• **PROMPT**: The records that follow are to be repeated exactly, with the pictures removed.

• **TASK INPUTS**:
>>>

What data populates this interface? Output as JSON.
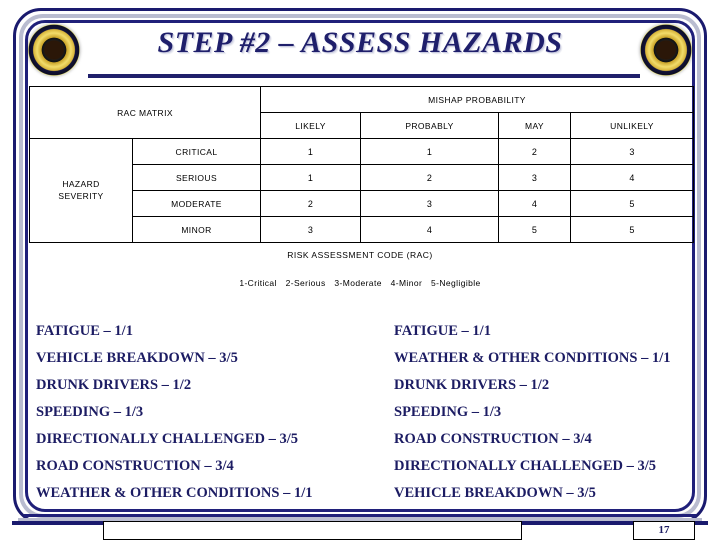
{
  "slide": {
    "title": "STEP #2 – ASSESS HAZARDS",
    "page_number": "17",
    "seal_name": "unit-seal",
    "accent_navy": "#1f1f6b",
    "accent_silver": "#b9bcd0",
    "text_color": "#1c1c63"
  },
  "matrix": {
    "corner_label": "RAC MATRIX",
    "column_group_header": "MISHAP PROBABILITY",
    "probability_headers": [
      "LIKELY",
      "PROBABLY",
      "MAY",
      "UNLIKELY"
    ],
    "severity_label": "HAZARD SEVERITY",
    "severity_label_line1": "HAZARD",
    "severity_label_line2": "SEVERITY",
    "rows": [
      {
        "severity": "CRITICAL",
        "values": [
          "1",
          "1",
          "2",
          "3"
        ]
      },
      {
        "severity": "SERIOUS",
        "values": [
          "1",
          "2",
          "3",
          "4"
        ]
      },
      {
        "severity": "MODERATE",
        "values": [
          "2",
          "3",
          "4",
          "5"
        ]
      },
      {
        "severity": "MINOR",
        "values": [
          "3",
          "4",
          "5",
          "5"
        ]
      }
    ],
    "caption": "RISK ASSESSMENT CODE (RAC)",
    "legend": [
      "1-Critical",
      "2-Serious",
      "3-Moderate",
      "4-Minor",
      "5-Negligible"
    ]
  },
  "hazard_lists": {
    "left": [
      "FATIGUE – 1/1",
      "VEHICLE BREAKDOWN – 3/5",
      "DRUNK DRIVERS – 1/2",
      "SPEEDING – 1/3",
      "DIRECTIONALLY CHALLENGED – 3/5",
      "ROAD CONSTRUCTION – 3/4",
      "WEATHER & OTHER CONDITIONS – 1/1"
    ],
    "right": [
      "FATIGUE – 1/1",
      "WEATHER & OTHER CONDITIONS – 1/1",
      "DRUNK DRIVERS – 1/2",
      "SPEEDING – 1/3",
      "ROAD CONSTRUCTION – 3/4",
      "DIRECTIONALLY CHALLENGED – 3/5",
      "VEHICLE BREAKDOWN – 3/5"
    ]
  },
  "footer": {
    "notes_box_text": ""
  }
}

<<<

• **EXERCISE SOLUTION**:
What data populates this interface? Output as JSON.
{
  "slide": {
    "title": "STEP #2 – ASSESS HAZARDS",
    "page_number": "17",
    "seal_name": "unit-seal",
    "accent_navy": "#1f1f6b",
    "accent_silver": "#b9bcd0",
    "text_color": "#1c1c63"
  },
  "matrix": {
    "corner_label": "RAC MATRIX",
    "column_group_header": "MISHAP PROBABILITY",
    "probability_headers": [
      "LIKELY",
      "PROBABLY",
      "MAY",
      "UNLIKELY"
    ],
    "severity_label": "HAZARD SEVERITY",
    "severity_label_line1": "HAZARD",
    "severity_label_line2": "SEVERITY",
    "rows": [
      {
        "severity": "CRITICAL",
        "values": [
          "1",
          "1",
          "2",
          "3"
        ]
      },
      {
        "severity": "SERIOUS",
        "values": [
          "1",
          "2",
          "3",
          "4"
        ]
      },
      {
        "severity": "MODERATE",
        "values": [
          "2",
          "3",
          "4",
          "5"
        ]
      },
      {
        "severity": "MINOR",
        "values": [
          "3",
          "4",
          "5",
          "5"
        ]
      }
    ],
    "caption": "RISK ASSESSMENT CODE (RAC)",
    "legend": [
      "1-Critical",
      "2-Serious",
      "3-Moderate",
      "4-Minor",
      "5-Negligible"
    ]
  },
  "hazard_lists": {
    "left": [
      "FATIGUE – 1/1",
      "VEHICLE BREAKDOWN – 3/5",
      "DRUNK DRIVERS – 1/2",
      "SPEEDING – 1/3",
      "DIRECTIONALLY CHALLENGED – 3/5",
      "ROAD CONSTRUCTION – 3/4",
      "WEATHER & OTHER CONDITIONS – 1/1"
    ],
    "right": [
      "FATIGUE – 1/1",
      "WEATHER & OTHER CONDITIONS – 1/1",
      "DRUNK DRIVERS – 1/2",
      "SPEEDING – 1/3",
      "ROAD CONSTRUCTION – 3/4",
      "DIRECTIONALLY CHALLENGED – 3/5",
      "VEHICLE BREAKDOWN – 3/5"
    ]
  },
  "footer": {
    "notes_box_text": ""
  }
}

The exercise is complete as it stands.